Training Theory and Approaches
Over the past decade, organizations in both the public and private sectors have become more aware of the need for increased attention to the training and retraining of their work forces. As discussed in Chapter 2, forces such as the New Federalism, legal issues associated with equal employment and affirmative action, evolving collective bargaining requirements, and various health issues have significantly altered the environment of local governments. In addition, vast changes in technology and information access, demographic changes in the work force, and fiscal pressures that consistently require governments to do more with less have altered the ways local governments do business. And although it is certainly true that training is often the first item cut from the budget in terms of fiscal austerity, it is also true that government agencies, like their counterparts in the private sector, are beginning to recognize the role that training can play in helping agencies meet the challenges brought on by these vast changes in their task environments ( London and Wueste, 1992).

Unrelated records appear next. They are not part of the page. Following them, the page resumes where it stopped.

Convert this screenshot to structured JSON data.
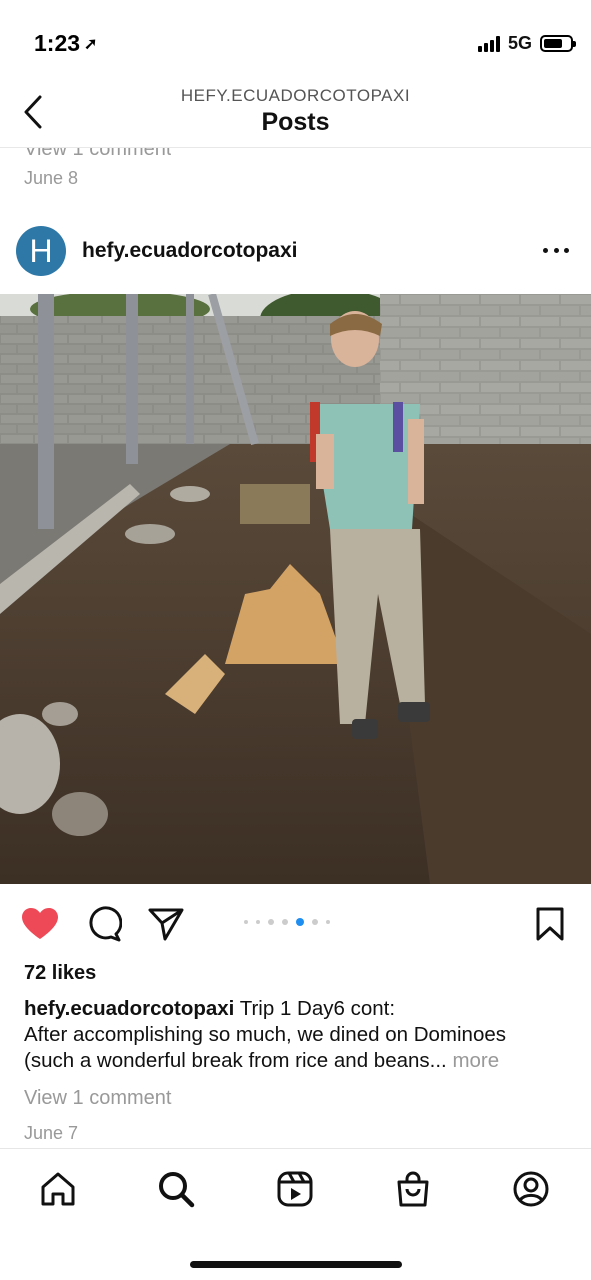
{
  "status_bar": {
    "time": "1:23",
    "network": "5G"
  },
  "header": {
    "subtitle": "HEFY.ECUADORCOTOPAXI",
    "title": "Posts"
  },
  "previous_post": {
    "comment_link": "View 1 comment",
    "date": "June 8"
  },
  "post": {
    "avatar_letter": "H",
    "avatar_color": "#2e78a8",
    "username": "hefy.ecuadorcotopaxi",
    "likes": "72 likes",
    "caption_user": "hefy.ecuadorcotopaxi",
    "caption_line1": "Trip 1 Day6 cont:",
    "caption_line2": "After accomplishing so much, we dined on Dominoes",
    "caption_line3": "(such a wonderful break from rice and beans...",
    "more": "more",
    "view_comments": "View 1 comment",
    "date": "June 7",
    "carousel": {
      "count": 7,
      "active_index": 4
    },
    "liked": true,
    "like_color": "#ed4956"
  },
  "icons": {
    "back": "chevron-left-icon",
    "more": "more-horizontal-icon",
    "like": "heart-icon",
    "comment": "comment-icon",
    "share": "send-icon",
    "save": "bookmark-icon",
    "home": "home-icon",
    "search": "search-icon",
    "reels": "reels-icon",
    "shop": "shop-icon",
    "profile": "profile-icon"
  }
}
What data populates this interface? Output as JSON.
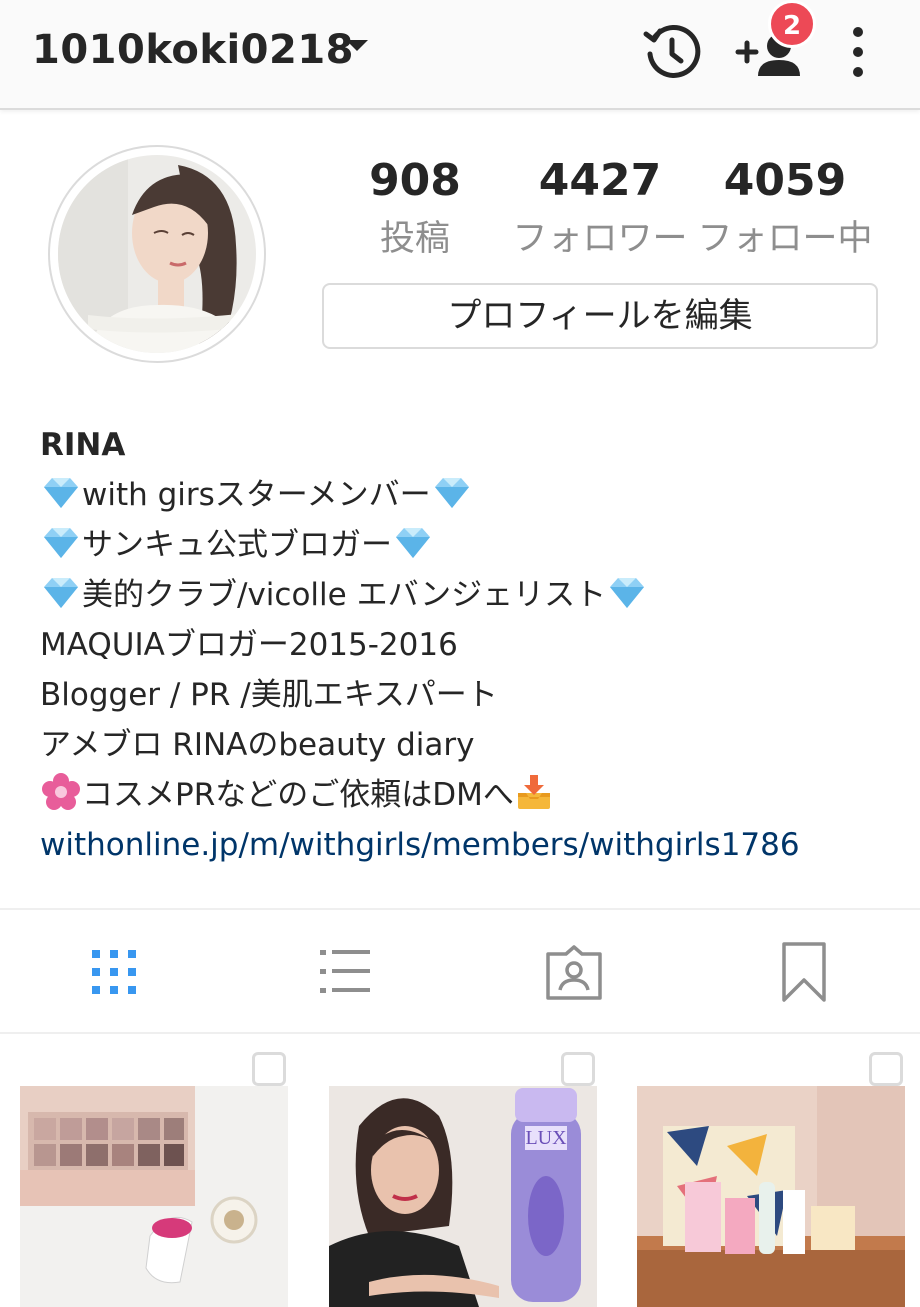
{
  "header": {
    "username": "1010koki0218",
    "notification_count": "2"
  },
  "profile": {
    "stats": [
      {
        "value": "908",
        "label": "投稿"
      },
      {
        "value": "4427",
        "label": "フォロワー"
      },
      {
        "value": "4059",
        "label": "フォロー中"
      }
    ],
    "edit_profile_label": "プロフィールを編集"
  },
  "bio": {
    "name": "RINA",
    "lines": [
      "with girsスターメンバー",
      "サンキュ公式ブロガー",
      "美的クラブ/vicolle エバンジェリスト",
      "MAQUIAブロガー2015-2016",
      "Blogger / PR /美肌エキスパート",
      "アメブロ RINAのbeauty diary",
      "コスメPRなどのご依頼はDMへ"
    ],
    "link": "withonline.jp/m/withgirls/members/withgirls1786"
  },
  "tabs": [
    {
      "icon": "grid-icon",
      "active": true
    },
    {
      "icon": "list-icon",
      "active": false
    },
    {
      "icon": "tagged-icon",
      "active": false
    },
    {
      "icon": "bookmark-icon",
      "active": false
    }
  ],
  "colors": {
    "accent": "#3897f0",
    "badge": "#ed4956",
    "link": "#003569",
    "muted": "#8e8e8e"
  }
}
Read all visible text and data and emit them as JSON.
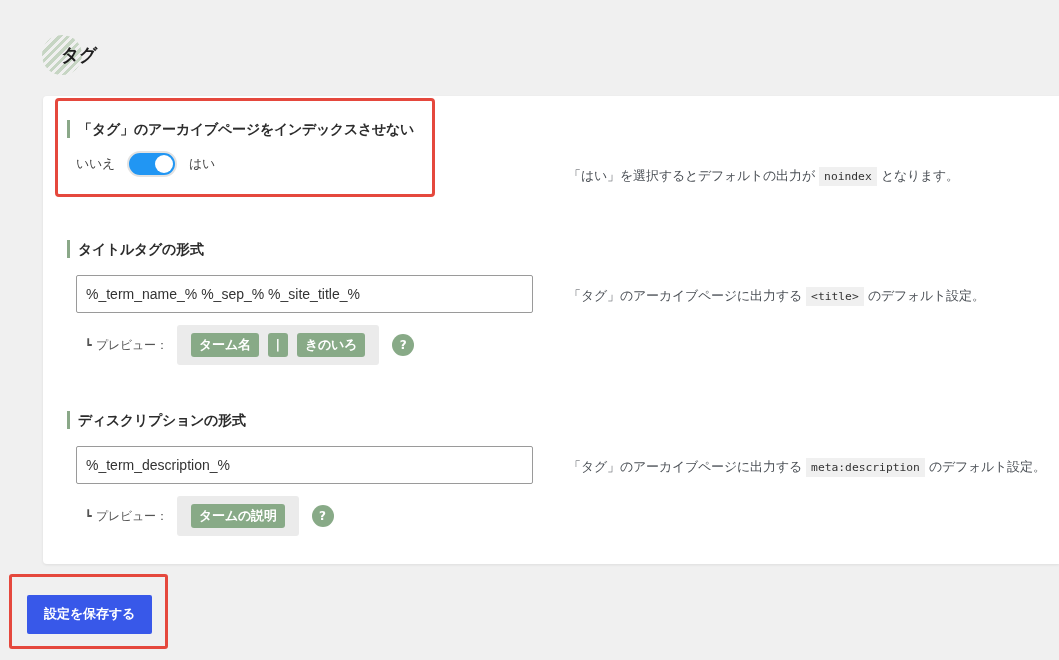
{
  "heading": "タグ",
  "settings": [
    {
      "kind": "toggle",
      "highlighted": true,
      "label": "「タグ」のアーカイブページをインデックスさせない",
      "off_label": "いいえ",
      "on_label": "はい",
      "on": true,
      "note": [
        {
          "kind": "text",
          "text": "「はい」を選択するとデフォルトの出力が "
        },
        {
          "kind": "code",
          "text": "noindex"
        },
        {
          "kind": "text",
          "text": " となります。"
        }
      ]
    },
    {
      "kind": "text",
      "highlighted": false,
      "label": "タイトルタグの形式",
      "value": "%_term_name_% %_sep_% %_site_title_%",
      "preview": {
        "label": "┗ プレビュー：",
        "chips": [
          "ターム名",
          "|",
          "きのいろ"
        ],
        "help": "?"
      },
      "note": [
        {
          "kind": "text",
          "text": "「タグ」のアーカイブページに出力する "
        },
        {
          "kind": "code",
          "text": "<title>"
        },
        {
          "kind": "text",
          "text": " のデフォルト設定。"
        }
      ]
    },
    {
      "kind": "text",
      "highlighted": false,
      "label": "ディスクリプションの形式",
      "value": "%_term_description_%",
      "preview": {
        "label": "┗ プレビュー：",
        "chips": [
          "タームの説明"
        ],
        "help": "?"
      },
      "note": [
        {
          "kind": "text",
          "text": "「タグ」のアーカイブページに出力する "
        },
        {
          "kind": "code",
          "text": "meta:description"
        },
        {
          "kind": "text",
          "text": " のデフォルト設定。"
        }
      ]
    }
  ],
  "save_button": {
    "label": "設定を保存する",
    "highlighted": true
  }
}
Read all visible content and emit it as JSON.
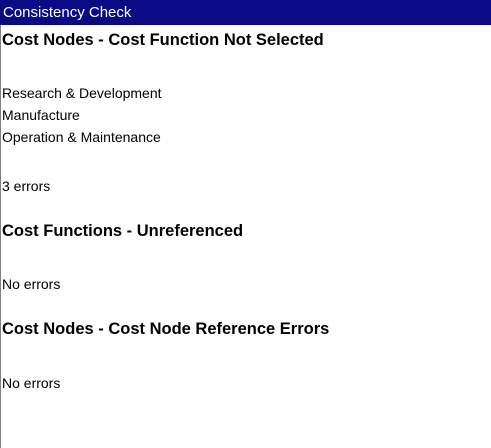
{
  "window": {
    "title": "Consistency Check"
  },
  "sections": [
    {
      "heading": "Cost Nodes - Cost Function Not Selected",
      "items": [
        "Research & Development",
        "Manufacture",
        "Operation & Maintenance"
      ],
      "result": "3 errors"
    },
    {
      "heading": "Cost Functions - Unreferenced",
      "items": [],
      "result": "No errors"
    },
    {
      "heading": "Cost Nodes - Cost Node Reference Errors",
      "items": [],
      "result": "No errors"
    }
  ],
  "colors": {
    "titlebar_bg": "#0a0a84",
    "titlebar_text": "#ffffff",
    "background": "#ffffff"
  }
}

This chapter focuses on several broad issues associated with training. It begins by briefly examining the changing nature of training in work organizations, which has resulted in a need for an expanded definition of training. Next, the chapter discusses training from an organizational perspective and examines train-